* WHAT YOU ARE ASKED TO DO
Would you please copy every line below that includes the string "output"?

==*==

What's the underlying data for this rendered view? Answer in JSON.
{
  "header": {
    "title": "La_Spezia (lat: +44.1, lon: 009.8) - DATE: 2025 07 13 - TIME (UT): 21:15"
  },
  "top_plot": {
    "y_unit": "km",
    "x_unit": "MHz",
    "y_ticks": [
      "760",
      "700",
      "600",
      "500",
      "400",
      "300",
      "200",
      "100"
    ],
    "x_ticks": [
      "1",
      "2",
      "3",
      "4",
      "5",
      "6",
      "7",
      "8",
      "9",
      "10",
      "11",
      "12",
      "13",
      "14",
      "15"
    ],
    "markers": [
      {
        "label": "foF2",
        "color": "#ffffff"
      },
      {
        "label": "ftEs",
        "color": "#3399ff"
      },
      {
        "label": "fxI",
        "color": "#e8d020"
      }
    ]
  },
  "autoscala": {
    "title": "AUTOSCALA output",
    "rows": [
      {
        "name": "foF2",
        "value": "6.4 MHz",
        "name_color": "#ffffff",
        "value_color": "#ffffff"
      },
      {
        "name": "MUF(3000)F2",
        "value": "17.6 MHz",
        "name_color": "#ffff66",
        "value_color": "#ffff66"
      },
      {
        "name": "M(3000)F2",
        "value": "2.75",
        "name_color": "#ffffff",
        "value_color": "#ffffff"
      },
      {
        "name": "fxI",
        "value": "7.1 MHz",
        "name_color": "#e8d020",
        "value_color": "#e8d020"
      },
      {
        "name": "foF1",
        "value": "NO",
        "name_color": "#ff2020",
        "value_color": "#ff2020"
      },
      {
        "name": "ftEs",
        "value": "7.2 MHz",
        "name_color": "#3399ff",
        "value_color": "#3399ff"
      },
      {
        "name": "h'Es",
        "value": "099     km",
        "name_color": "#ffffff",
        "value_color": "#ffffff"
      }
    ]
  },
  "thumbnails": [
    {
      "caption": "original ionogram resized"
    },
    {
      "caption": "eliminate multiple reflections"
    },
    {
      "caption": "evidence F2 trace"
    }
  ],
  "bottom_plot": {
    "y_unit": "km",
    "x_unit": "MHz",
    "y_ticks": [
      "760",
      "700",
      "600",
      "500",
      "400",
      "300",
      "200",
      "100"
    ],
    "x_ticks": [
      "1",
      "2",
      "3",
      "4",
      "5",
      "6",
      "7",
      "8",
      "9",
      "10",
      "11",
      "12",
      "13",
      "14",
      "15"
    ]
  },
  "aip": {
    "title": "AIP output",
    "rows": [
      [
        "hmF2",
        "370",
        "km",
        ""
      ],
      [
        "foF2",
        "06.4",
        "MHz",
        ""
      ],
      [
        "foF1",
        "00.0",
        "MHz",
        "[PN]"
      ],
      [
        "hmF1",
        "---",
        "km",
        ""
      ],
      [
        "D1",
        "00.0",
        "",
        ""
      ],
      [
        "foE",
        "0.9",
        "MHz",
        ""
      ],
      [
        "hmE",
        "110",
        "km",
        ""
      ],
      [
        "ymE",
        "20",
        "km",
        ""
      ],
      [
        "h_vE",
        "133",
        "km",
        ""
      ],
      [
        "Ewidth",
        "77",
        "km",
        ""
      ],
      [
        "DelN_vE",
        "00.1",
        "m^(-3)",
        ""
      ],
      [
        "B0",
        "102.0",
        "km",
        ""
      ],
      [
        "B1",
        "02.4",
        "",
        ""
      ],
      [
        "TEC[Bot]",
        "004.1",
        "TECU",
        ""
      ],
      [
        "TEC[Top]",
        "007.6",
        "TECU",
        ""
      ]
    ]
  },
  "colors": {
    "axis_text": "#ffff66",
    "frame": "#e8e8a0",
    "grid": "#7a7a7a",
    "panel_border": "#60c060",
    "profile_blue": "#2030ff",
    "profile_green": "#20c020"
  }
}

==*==

* RESULT OF THIS TASK
    "title": "AUTOSCALA output",
    "title": "AIP output",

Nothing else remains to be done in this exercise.